This month, we take a short break from our 2013 regional focus on Hungary, instead travelling to the Czech Republic, where we met three filmmakers who were involved in the Czech New Wave, also looking at some films that give us an idea of the movement.

Czechoslovak cinema experienced its last renaissance in the 1960s, but many of the important artists of the New Wave are still active today as directors, professors, or photographers. Three of those we interviewed teach at FAMU, the national film school that educated the first generation of postwar filmmakers. All of them experienced both the positive and negative sides of the Socialist film industry. On the one hand, an anticapitalist system that sheltered them from market demands and therefore allowed much cinematic experimentation. On the other hand, censorship and forced unemployment, particularly after the repression of the Prague Spring.

Since 1989, both Czech Republic and Slovakia, like many other Eastern European countries, have struggled to revive their cinematic tradition. Reasons are diverse, mainly linked to a lack of funding, an instable industry that draws talents out of the country, and the lack of a proper cinematic language.
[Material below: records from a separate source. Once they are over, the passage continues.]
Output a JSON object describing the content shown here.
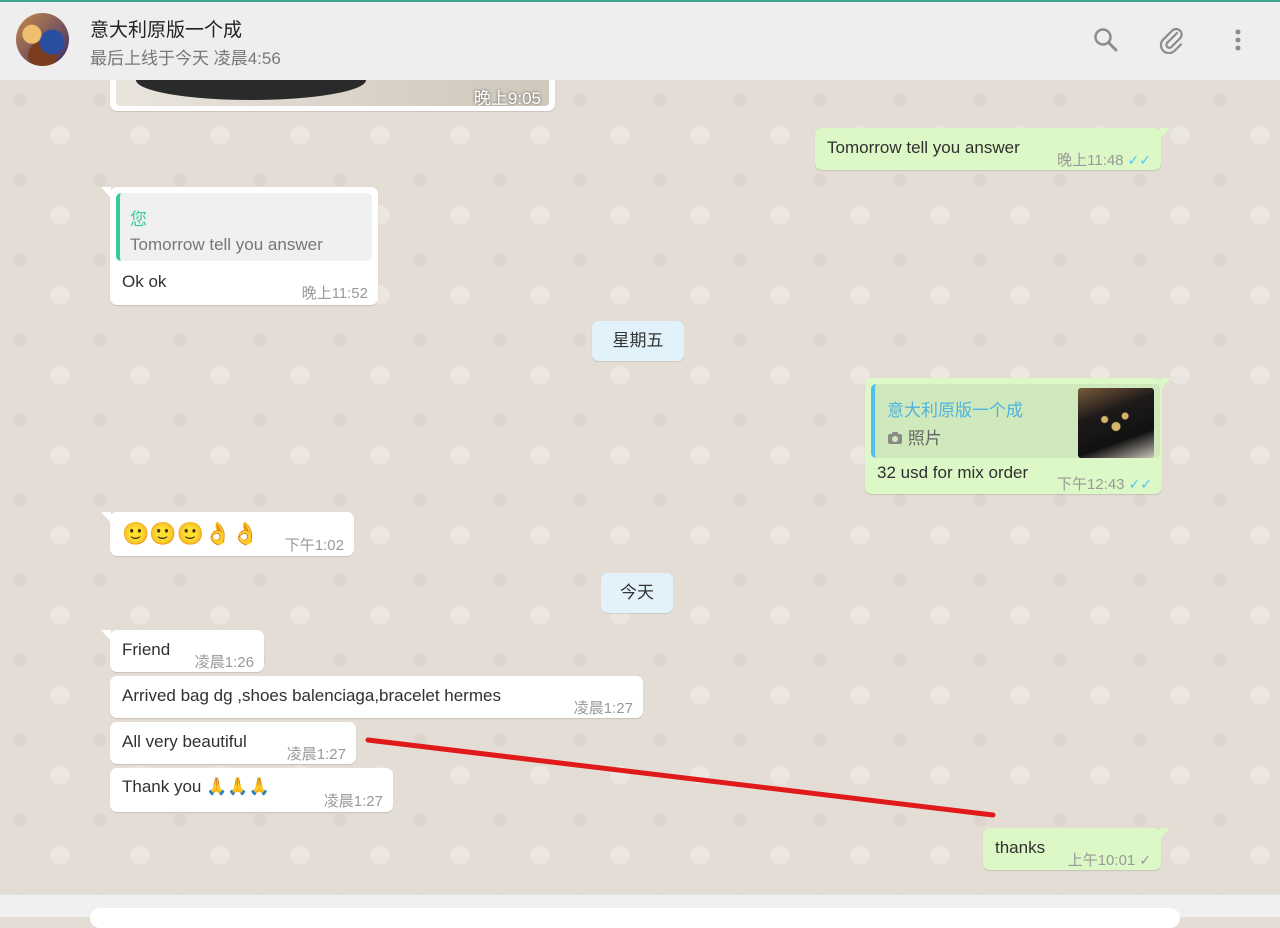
{
  "header": {
    "contact_name": "意大利原版一个成",
    "last_seen": "最后上线于今天 凌晨4:56"
  },
  "image_message": {
    "time": "晚上9:05"
  },
  "messages": [
    {
      "dir": "out",
      "text": "Tomorrow tell you answer",
      "time": "晚上11:48",
      "ticks": "✓✓"
    },
    {
      "dir": "in",
      "quote_author": "您",
      "quote_text": "Tomorrow tell you answer",
      "text": "Ok ok",
      "time": "晚上11:52"
    },
    {
      "dir": "out",
      "quote_author": "意大利原版一个成",
      "quote_text": "照片",
      "text": "32 usd for mix order",
      "time": "下午12:43",
      "ticks": "✓✓"
    },
    {
      "dir": "in",
      "text": "🙂🙂🙂👌👌",
      "time": "下午1:02"
    },
    {
      "dir": "in",
      "text": "Friend",
      "time": "凌晨1:26"
    },
    {
      "dir": "in",
      "text": "Arrived bag dg ,shoes balenciaga,bracelet hermes",
      "time": "凌晨1:27"
    },
    {
      "dir": "in",
      "text": "All very beautiful",
      "time": "凌晨1:27"
    },
    {
      "dir": "in",
      "text": "Thank you 🙏🙏🙏",
      "time": "凌晨1:27"
    },
    {
      "dir": "out",
      "text": "thanks",
      "time": "上午10:01",
      "ticks": "✓"
    }
  ],
  "day_dividers": [
    "星期五",
    "今天"
  ],
  "icons": {
    "search": "search-icon",
    "attach": "paperclip-icon",
    "menu": "more-vertical-icon",
    "photo": "camera-icon"
  },
  "colors": {
    "incoming": "#ffffff",
    "outgoing": "#dcf8c6",
    "day_chip": "#e1f2fb",
    "read_ticks": "#4fc3f7",
    "annotation_line": "#e01a1a"
  }
}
Prague, however, frequently appears as a location in American and other foreign films, masquerading as a host of other cities: Zurich in The Bourne Identity (2002), London in From Hell (2001) and Oliver Twist (2005), an unnamed Slovak city in Hostel, and even Narnia in The Lion, The Witch and the Wardrobe (2005) just to name a few. Sadly, with the denationalization that followed the Velvet Revolution, Czech filmmakers who worked in Prague for all their life have lost their main source of funding. The privatization of Barrandov Studios was a serious blow, as rental prizes reflect a new focus on foreign productions rather than local ones. Prague still houses FAMU, one of Europe’s preeminent film schools.

We saw Moravian Hellas, the graduation film of writer-filmmaker Karel Vachek, whom we also interviewed. The film, completed in 1963, is a documentarist essay which skillfully parodises a visibly inauthentic folk festival in a Czech town. We also saw Squandered Sunday by Drahomíra Vihanová, a poetic film revolving around the fate of a desperate army officer. In our interview with the Czech director, she speaks about her work, her formation during the 1960s, and dealing with not being able to work for 7 years, when which she was banned. Moritz Pfeifer examines Jan Němec’s A Report on the Party and the Guests in the light of Eastern European cinema of the 1960s, while Jaromír Šofr, in another interview, speaks about his involvement in the Czech New Wave and beyond. Finally, Patricia Bass discussed Věra Chytilova’s Daisies, comparing it to the American TV show Jersey Shore.

EEFB will attend this year’s edition of the goEast film festival, and invites you to check out the program of the Surr’ Est festival in Paris (April 15-17), which we partner, and where five surrealist Eastern European films will be screened.

Julia Zelman